Social media platform Twitter may be trying to reshape the online narrative by editing out conservative voices, a new undercover video released by Project Veritas alleges.
The video, released Thursday (Jan. 11), appears to show current and former Twitter engineers explaining how they “downrank” some users and make others totally invisible if they don’t like what they are saying. Christian leaders shared different views on the significance of the undercover video — with one saying the report shouldn’t prompt concern, while another called the video “deeply troubling.”
To make users invisible, Twitter uses a technique called “shadowbanning,” which means users are blocked but don’t know it, according to the video that apparently shows Abhinav Vadrevu, a former Twitter software engineer, on the undercover video. Shadowbanned users can keep posting, the video noted, but only their followers will be able to see their tweets or find them in search results.
“They just think that no one is engaging with their content, when in reality, no one is seeing it,” the video shows Vadrevu saying during a Jan. 3 dinner with James O’Keefe, founder of Project Veritas, a group of conservative investigative journalists.
Shadowbanning was created to deter fraudsters and scammers, but it can be easily abused, the video reported.
It’s a method that’s kept quiet, Vadrevu said, because “it’s a lot of bad press” if people figure it out, because it’s “unethical in some way.”
A second censorship method uses a vast series of algorithms that scans content for specific words and then blocks, mutes or prioritizes certain tweets accordingly, the video reported.
That method is not new, but it’s becoming even smarter, according to Twitter software engineer Steven Pierre, who was reportedly filmed Dec. 8. In the video, he said he was working on a secret project that involved machine learning, or algorithms that teach themselves how to solve problems.
“Every single conversation is going to be rated by a machine and the machine is going to say whether or not it’s a positive thing or a negative thing,” Pierre said.
In a tweet where the user is “cursing at somebody,” for instance, the user “may have a point, but it will just vanish,” he said. “It’s not going to ban the mindset, it’s going to ban, like, a way of talking.”
Others apparently interviewed in the undercover video, such as former Twitter engineer Conrado Miranda and direct messaging engineer Pranay Singh, affirmed that some of the users targeted by the censorship methods were Trump supporters, conservatives and Republicans. And Mo Norai, a former Twitter content review agent, agreed on camera that much of the company’s censorship on those topics was subjective.
But Twitter pushed back on the allegations, saying that those interviewed in the video were speaking in a “personal capacity,” not an official one.
“We deplore the deceptive and underhanded tactics by which this footage was obtained and selectively edited to fit a pre-determined narrative,” a statement from the company read. “Twitter is committed to enforcing our rules without bias and empowering every voice on our platform, in accordance with the Twitter Rules.”
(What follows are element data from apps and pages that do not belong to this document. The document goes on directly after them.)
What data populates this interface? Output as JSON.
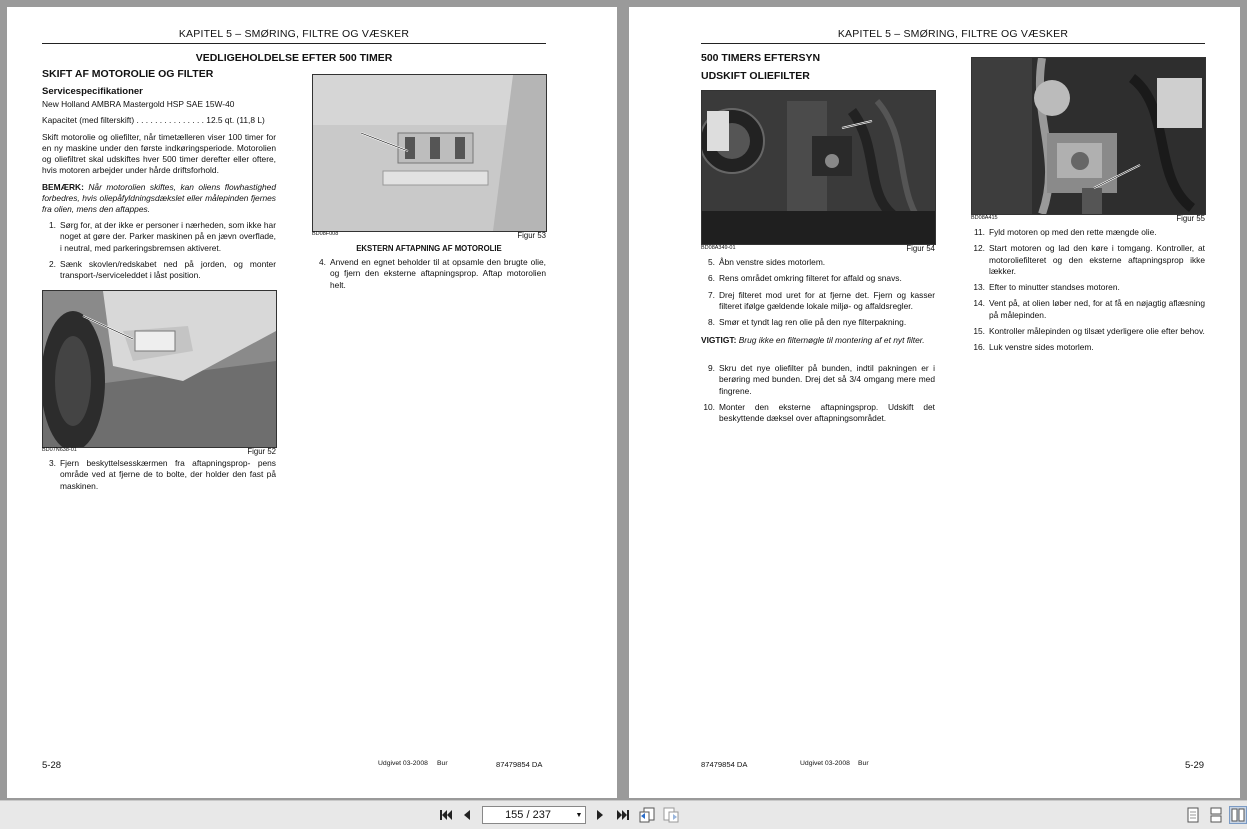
{
  "left_page": {
    "header": "KAPITEL 5 – SMØRING, FILTRE OG VÆSKER",
    "section_title": "VEDLIGEHOLDELSE EFTER 500 TIMER",
    "subtitle": "SKIFT AF MOTOROLIE OG FILTER",
    "spec_heading": "Servicespecifikationer",
    "spec_oil": "New Holland AMBRA Mastergold HSP SAE 15W-40",
    "spec_capacity": "Kapacitet (med filterskift) . . . . . . . . . . . . . . . 12.5 qt. (11,8 L)",
    "intro": "Skift motorolie og oliefilter, når timetælleren viser 100 timer for en ny maskine under den første indkøringsperiode. Motorolien og oliefiltret skal udskiftes hver 500 timer derefter eller oftere, hvis motoren arbejder under hårde driftsforhold.",
    "note_label": "BEMÆRK:",
    "note_text": "Når motorolien skiftes, kan oliens flowhastighed forbedres, hvis oliepåfyldningsdækslet eller målepinden fjernes fra olien, mens den aftappes.",
    "steps_a": [
      {
        "num": "1.",
        "text": "Sørg for, at der ikke er personer i nærheden, som ikke har noget at gøre der. Parker maskinen på en jævn overflade, i neutral, med parkeringsbremsen aktiveret."
      },
      {
        "num": "2.",
        "text": "Sænk skovlen/redskabet ned på jorden, og monter transport-/serviceleddet i låst position."
      }
    ],
    "fig52_code": "BD07N638-01",
    "fig52_label": "Figur 52",
    "steps_b": [
      {
        "num": "3.",
        "text": "Fjern beskyttelsesskærmen fra aftapningsprop- pens område ved at fjerne de to bolte, der holder den fast på maskinen."
      }
    ],
    "fig53_code": "BD08F008",
    "fig53_label": "Figur 53",
    "fig53_caption": "EKSTERN AFTAPNING AF MOTOROLIE",
    "steps_c": [
      {
        "num": "4.",
        "text": "Anvend en egnet beholder til at opsamle den brugte olie, og fjern den eksterne aftapningsprop. Aftap motorolien helt."
      }
    ],
    "page_number": "5-28",
    "footer_issued": "Udgivet 03-2008",
    "footer_bur": "Bur",
    "footer_doc": "87479854 DA"
  },
  "right_page": {
    "header": "KAPITEL 5 – SMØRING, FILTRE OG VÆSKER",
    "section_title": "500 TIMERS EFTERSYN",
    "subtitle": "UDSKIFT OLIEFILTER",
    "fig54_code": "BD08A349-01",
    "fig54_label": "Figur 54",
    "steps_a": [
      {
        "num": "5.",
        "text": "Åbn venstre sides motorlem."
      },
      {
        "num": "6.",
        "text": "Rens området omkring filteret for affald og snavs."
      },
      {
        "num": "7.",
        "text": "Drej filteret mod uret for at fjerne det. Fjern og kasser filteret ifølge gældende lokale miljø- og affaldsregler."
      },
      {
        "num": "8.",
        "text": "Smør et tyndt lag ren olie på den nye filterpakning."
      }
    ],
    "important_label": "VIGTIGT:",
    "important_text": "Brug ikke en filternøgle til montering af et nyt filter.",
    "steps_b": [
      {
        "num": "9.",
        "text": "Skru det nye oliefilter på bunden, indtil pakningen er i berøring med bunden. Drej det så 3/4 omgang mere med fingrene."
      },
      {
        "num": "10.",
        "text": "Monter den eksterne aftapningsprop. Udskift det beskyttende dæksel over aftapningsområdet."
      }
    ],
    "fig55_code": "BD08A415",
    "fig55_label": "Figur 55",
    "steps_c": [
      {
        "num": "11.",
        "text": "Fyld motoren op med den rette mængde olie."
      },
      {
        "num": "12.",
        "text": "Start motoren og lad den køre i tomgang. Kontroller, at motoroliefilteret og den eksterne aftapningsprop ikke lækker."
      },
      {
        "num": "13.",
        "text": "Efter to minutter standses motoren."
      },
      {
        "num": "14.",
        "text": "Vent på, at olien løber ned, for at få en nøjagtig aflæsning på målepinden."
      },
      {
        "num": "15.",
        "text": "Kontroller målepinden og tilsæt yderligere olie efter behov."
      },
      {
        "num": "16.",
        "text": "Luk venstre sides motorlem."
      }
    ],
    "page_number": "5-29",
    "footer_issued": "Udgivet 03-2008",
    "footer_bur": "Bur",
    "footer_doc": "87479854 DA"
  },
  "toolbar": {
    "page_indicator": "155 / 237",
    "icons": [
      "first-page-icon",
      "previous-page-icon",
      "next-page-icon",
      "last-page-icon",
      "go-back-icon",
      "go-forward-icon",
      "single-page-view-icon",
      "continuous-view-icon",
      "two-page-view-icon"
    ]
  }
}
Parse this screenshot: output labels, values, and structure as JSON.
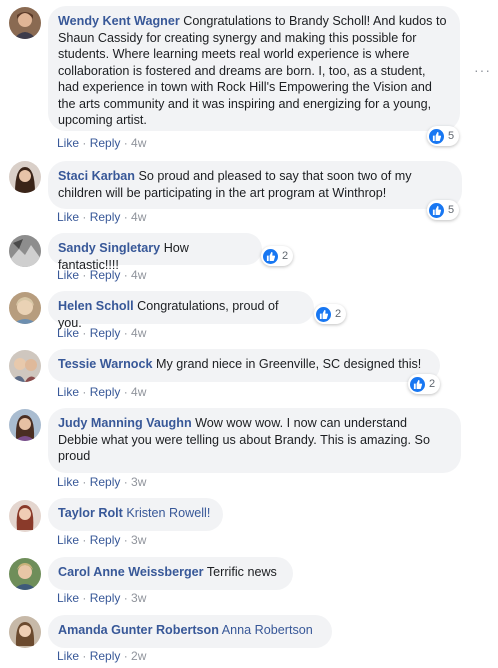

The company also denied that it used shadowbanning, although it did say it took actions “to downrank accounts that are abusive.”
Darrel Girardier, digital strategy director for Brentwood Baptist Church in Brentwood, Tenn., said he doesn’t believe there is cause for alarm.
“I believe that some conservative Christians follow the narrative that social media organizations are ‘out to get them,’ whether this is devaluing Christian conservative content through Facebook’s newsfeed or Twitter’s timeline,” Girardier said. “In general, I don’t find this narrative to be true. In fact, majority of the time I find the opposite to be true.”
While there might be some instances where this type of censorship happens, Girardier said he thinks that overall it would be “disadvantageous” for Twitter to conduct business this way.
“Their entire model is built on you, the user, building an ecosystem of content that you like and enjoy,” he said. “That’s what keeps you engaged. Simply put, it’s an eyeball game. The more eyeballs on their content, the more ads they can sell. So for them to downgrade content because it’s from a conservative Christian outlet would in effect hurt their business model.”
But Jerry A. Johnson, president and CEO of National Religious Broadcasters, called Project Veritas’ video report “deeply troubling” and “tragic.”
“If true, it underscores the reality of a growing problem that must be faced,” he said. “Online censorship of Christian and conservative viewpoints is the reason we launched Internet Freedom Watch to catalog and bring greater attention to these threats, challenge Silicon Valley to uniformly practice its professed commitment to free speech, and explore possible public policy options that may exist to address the loss of internet freedom.”
The IFW website, InternetFreedomWatch.org, collects reports from individuals and organizations about their own experiences of online censorship.
— by Grace Thornton | BP